The task:
Each line of the material below is to be checked for "selected"; the number of matching lines is the only output expected.

Excerpted data:
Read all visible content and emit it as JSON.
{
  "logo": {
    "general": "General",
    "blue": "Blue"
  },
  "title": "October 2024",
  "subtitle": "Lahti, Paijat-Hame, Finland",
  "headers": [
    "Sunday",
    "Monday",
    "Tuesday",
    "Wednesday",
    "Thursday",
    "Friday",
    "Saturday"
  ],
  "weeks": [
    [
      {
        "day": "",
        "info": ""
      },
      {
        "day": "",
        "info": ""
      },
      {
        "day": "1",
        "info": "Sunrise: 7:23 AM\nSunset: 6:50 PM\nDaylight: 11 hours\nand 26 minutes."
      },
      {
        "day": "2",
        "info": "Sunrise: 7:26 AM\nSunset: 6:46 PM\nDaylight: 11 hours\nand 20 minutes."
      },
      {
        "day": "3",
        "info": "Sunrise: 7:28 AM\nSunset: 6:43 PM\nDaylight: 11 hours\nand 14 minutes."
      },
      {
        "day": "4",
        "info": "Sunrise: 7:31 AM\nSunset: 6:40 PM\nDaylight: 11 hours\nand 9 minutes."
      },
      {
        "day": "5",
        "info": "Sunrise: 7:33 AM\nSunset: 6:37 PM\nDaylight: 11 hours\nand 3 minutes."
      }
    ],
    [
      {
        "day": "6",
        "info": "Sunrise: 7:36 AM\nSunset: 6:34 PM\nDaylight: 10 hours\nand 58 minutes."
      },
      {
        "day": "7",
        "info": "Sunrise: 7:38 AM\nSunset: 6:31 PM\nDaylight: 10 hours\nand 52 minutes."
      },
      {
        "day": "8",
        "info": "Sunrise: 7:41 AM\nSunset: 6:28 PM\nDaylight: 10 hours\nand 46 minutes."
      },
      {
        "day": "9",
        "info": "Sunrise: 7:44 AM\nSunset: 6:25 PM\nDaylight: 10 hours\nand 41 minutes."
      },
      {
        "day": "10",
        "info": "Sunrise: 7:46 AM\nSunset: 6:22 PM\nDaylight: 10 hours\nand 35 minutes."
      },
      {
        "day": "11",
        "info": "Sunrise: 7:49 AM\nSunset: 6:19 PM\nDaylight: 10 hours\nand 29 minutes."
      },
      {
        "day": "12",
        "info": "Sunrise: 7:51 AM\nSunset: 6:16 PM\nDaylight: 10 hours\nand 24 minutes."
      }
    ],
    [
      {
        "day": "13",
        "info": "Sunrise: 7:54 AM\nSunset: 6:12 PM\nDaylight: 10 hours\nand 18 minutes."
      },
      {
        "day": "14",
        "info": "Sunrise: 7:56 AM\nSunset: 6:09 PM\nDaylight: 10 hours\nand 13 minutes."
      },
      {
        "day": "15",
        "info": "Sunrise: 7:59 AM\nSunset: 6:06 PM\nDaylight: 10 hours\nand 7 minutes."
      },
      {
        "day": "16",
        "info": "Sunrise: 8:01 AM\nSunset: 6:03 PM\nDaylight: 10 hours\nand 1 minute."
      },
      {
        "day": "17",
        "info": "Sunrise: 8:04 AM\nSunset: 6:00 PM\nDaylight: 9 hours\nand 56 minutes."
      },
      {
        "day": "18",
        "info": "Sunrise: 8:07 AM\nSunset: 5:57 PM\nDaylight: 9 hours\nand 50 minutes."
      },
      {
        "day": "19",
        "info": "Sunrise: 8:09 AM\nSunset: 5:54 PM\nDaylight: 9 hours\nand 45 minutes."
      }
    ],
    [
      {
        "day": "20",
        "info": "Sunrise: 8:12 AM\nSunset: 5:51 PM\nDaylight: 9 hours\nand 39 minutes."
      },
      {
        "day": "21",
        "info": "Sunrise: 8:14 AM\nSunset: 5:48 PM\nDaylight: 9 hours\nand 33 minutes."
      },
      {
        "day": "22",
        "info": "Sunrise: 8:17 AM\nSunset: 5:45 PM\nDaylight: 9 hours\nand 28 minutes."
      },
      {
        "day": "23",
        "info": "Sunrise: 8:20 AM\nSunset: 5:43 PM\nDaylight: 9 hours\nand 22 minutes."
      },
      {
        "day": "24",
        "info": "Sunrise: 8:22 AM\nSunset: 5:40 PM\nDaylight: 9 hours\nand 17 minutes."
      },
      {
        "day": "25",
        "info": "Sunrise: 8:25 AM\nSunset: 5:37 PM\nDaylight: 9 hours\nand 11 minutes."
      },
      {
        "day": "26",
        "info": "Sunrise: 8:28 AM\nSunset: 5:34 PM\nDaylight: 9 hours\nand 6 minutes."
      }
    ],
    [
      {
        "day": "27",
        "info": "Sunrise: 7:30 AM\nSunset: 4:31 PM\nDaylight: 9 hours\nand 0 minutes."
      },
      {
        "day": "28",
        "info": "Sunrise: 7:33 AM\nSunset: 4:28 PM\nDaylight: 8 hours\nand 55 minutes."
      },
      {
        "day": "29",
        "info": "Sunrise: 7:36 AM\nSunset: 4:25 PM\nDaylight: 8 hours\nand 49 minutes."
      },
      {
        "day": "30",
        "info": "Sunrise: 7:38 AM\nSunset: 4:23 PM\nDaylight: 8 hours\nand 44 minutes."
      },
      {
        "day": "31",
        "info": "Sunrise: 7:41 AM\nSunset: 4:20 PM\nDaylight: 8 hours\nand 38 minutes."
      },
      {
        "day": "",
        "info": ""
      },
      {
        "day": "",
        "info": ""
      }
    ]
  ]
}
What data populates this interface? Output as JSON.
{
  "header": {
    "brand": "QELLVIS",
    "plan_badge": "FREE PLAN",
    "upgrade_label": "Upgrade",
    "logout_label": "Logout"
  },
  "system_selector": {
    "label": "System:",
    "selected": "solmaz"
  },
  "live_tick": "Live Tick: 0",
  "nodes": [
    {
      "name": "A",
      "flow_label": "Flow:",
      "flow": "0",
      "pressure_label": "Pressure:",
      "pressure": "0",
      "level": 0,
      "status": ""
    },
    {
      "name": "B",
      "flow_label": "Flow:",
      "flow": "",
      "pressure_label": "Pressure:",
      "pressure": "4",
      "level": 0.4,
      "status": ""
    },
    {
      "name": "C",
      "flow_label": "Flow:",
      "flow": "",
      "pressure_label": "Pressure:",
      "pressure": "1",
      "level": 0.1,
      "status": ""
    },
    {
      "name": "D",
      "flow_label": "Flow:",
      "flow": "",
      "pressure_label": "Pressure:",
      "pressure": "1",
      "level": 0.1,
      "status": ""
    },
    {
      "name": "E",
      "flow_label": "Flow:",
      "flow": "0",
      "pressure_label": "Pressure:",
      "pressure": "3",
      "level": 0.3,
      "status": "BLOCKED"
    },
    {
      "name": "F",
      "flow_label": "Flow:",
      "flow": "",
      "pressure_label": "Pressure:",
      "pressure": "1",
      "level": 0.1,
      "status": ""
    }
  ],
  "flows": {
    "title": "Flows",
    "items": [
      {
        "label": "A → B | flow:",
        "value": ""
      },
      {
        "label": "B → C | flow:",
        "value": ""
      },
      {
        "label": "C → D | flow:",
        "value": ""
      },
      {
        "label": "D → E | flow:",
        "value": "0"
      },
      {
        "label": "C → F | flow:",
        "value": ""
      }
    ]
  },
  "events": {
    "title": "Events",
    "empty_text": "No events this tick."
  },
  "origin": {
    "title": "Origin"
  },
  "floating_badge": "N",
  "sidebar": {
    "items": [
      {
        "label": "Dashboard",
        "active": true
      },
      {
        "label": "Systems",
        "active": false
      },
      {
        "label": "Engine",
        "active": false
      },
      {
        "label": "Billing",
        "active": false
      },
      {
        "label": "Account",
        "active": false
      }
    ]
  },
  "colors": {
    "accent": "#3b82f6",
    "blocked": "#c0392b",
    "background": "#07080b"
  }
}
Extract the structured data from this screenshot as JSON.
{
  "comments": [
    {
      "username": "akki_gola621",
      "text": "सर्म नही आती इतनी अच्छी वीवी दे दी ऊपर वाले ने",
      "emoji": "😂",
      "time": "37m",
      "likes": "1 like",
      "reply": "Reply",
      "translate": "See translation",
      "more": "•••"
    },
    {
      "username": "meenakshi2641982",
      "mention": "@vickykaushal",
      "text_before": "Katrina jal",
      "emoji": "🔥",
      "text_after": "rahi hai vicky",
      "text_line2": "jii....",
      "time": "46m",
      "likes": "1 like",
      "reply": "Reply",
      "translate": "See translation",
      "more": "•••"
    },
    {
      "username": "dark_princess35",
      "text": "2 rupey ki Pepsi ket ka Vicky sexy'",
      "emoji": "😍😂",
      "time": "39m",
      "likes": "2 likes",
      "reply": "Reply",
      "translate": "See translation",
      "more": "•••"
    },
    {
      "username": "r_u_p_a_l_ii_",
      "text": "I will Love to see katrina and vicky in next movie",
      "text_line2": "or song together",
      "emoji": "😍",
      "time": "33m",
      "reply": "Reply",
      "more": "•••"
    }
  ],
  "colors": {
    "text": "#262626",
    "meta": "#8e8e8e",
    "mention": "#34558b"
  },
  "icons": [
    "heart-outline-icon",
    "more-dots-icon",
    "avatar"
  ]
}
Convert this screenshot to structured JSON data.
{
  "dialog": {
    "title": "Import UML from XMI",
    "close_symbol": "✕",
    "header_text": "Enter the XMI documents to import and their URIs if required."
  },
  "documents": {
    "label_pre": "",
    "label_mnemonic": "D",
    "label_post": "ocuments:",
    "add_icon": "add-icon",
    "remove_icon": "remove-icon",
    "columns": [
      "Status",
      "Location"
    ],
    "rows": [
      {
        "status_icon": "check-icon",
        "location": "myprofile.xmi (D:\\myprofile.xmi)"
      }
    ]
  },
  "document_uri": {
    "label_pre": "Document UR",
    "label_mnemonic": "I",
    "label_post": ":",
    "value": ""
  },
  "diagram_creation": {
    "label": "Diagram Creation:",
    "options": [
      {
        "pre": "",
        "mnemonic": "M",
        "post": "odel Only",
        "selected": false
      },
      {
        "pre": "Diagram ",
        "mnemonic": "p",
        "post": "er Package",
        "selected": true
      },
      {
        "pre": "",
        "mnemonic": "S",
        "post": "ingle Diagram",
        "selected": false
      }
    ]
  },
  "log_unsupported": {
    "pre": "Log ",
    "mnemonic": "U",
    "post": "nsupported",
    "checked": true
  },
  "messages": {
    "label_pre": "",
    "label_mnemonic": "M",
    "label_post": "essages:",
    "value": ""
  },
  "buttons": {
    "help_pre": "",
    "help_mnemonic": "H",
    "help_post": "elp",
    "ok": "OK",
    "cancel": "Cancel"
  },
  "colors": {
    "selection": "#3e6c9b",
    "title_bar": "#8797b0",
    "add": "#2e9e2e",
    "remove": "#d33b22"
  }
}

Exercise output:
4